  • 3Hospital Universitari del Mar, Barcelona/ES
  • 4Hospitalet de Llobregat, Barcelona/ES



Concomitant detection of mutations in downstream effectors, mainly KRAS (exon 2), of the EGFR pathway improves the selection of candidate metastatic colorectal cancer (mCRC) patients that will respond to anti-EGFR therapy. The clinical significance of minor mutant clones remains unclear. The aim of our study was to evaluate if the addition of the mutational analysis of NRAS, BRAF, and PIK3CA to the conventional standard KRAS (exon 2) mutational analysis and the use of highly sensitive and quantitative technology may improve the prediction of response to anti-EGFR therapy.


A panel of 38 hotspots including RAS (KRAS exon 2/3/4 and NRAS exon 2/3/4), BRAF (V600E) and PI3KCA (exon 20) were analyzed in primary tumor FFPE tissues from 102 mCRC patients treated with anti-EGFR therapy both as monotherapy and in combination with chemotherapy. Highly sensitive nanofluidic digital PCR (dPCR) was compared to conventional quantitative PCR (qPCR). Response was evaluated by RECIST 1.1 criteria and progression free survival (PFS) after anti-EGFR treatment was analyzed according to the mutational status and the mutated allele fraction.


Twenty-three of 102 (23%) patients were positive for one mutation with qPCR with no multiple mutations detected. All these tumors were scored as positive with dPCR and the percentage of mutated alleles ranged from 2.1% to 66.6% (median: 35.84%). Analysis by dPCR increased the number of patients bearing mutations to 49/102 (48%) and identified multiple mutant alleles in 13 cases. The percentage of mutated alleles in this set of 26 patients reclassified as positive ranged from 0.04% to 10.8% (median: 0.85%). We observed an inverse correlation between the proportion of mutated allele (main clone) and the anti-EGFR response (p < 0.005). Analysis of PFS taking into account only KRAS exon 2 hotspots showed that patients with more than 1% of mutated allele fraction (n = 21) (as described in Laurent-Puig et al, Clin Cancer Res 2014) presented a hazard ratio of 2.92 (CI95% [1.1-6.04], P = 0.0059) compared to wild-type patients or with less than 1% of mutated allele fraction (n = 81). When we extended the analysis to RAS, BRAF and PI3KCA, the patients with more than 1% of mutated allele fraction (n = 40) presented a hazard ratio of 3.96 (CI95% [1.98-7.93], P = 0.0001). We obtained similar results in terms of PFS (hazard ratio 3.61, P = 0.0003) considering qualitative mutation detected by dPCR. In this context we favour the use of a cut-off of 1% that increased the number of wt patients eligible for treatment (n = 9) that may benefit from the anti-EGFR treatment (See attached Table).

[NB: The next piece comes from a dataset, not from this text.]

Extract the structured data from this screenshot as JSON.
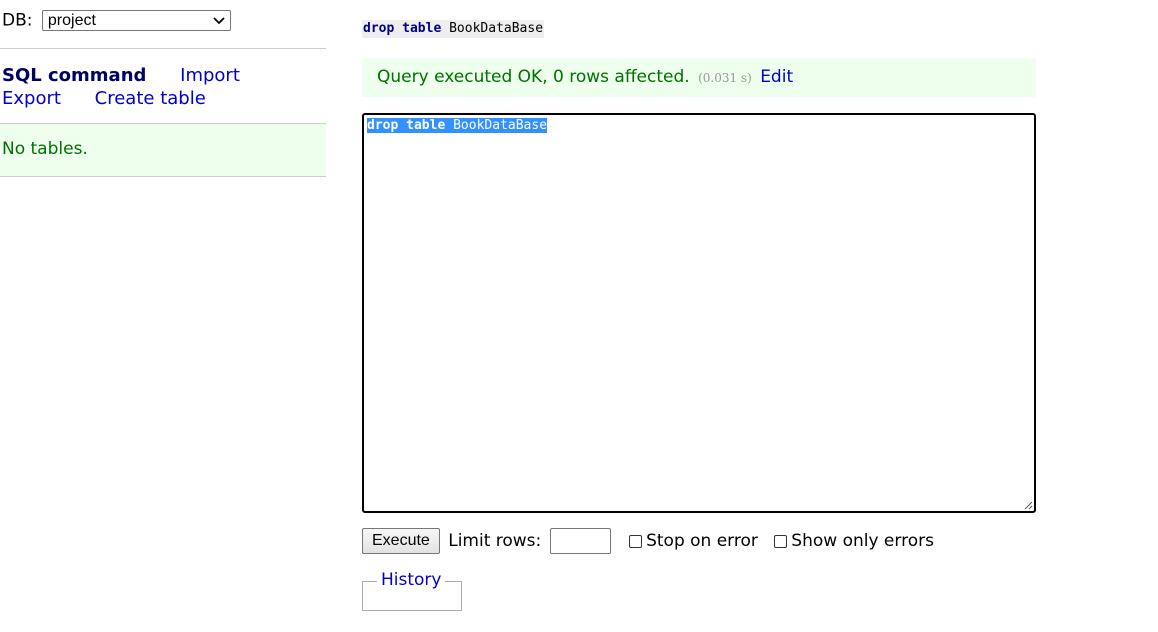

Analysis of an extended gene panel including RAS, BRAF and PI3KCA with highly sensitive nanofluidic dPCR improved the prediction of response to anti-EGFR therapy and/or prognosis in mCRC patients adequately classifying a significant proportion of cases.

Table: O-012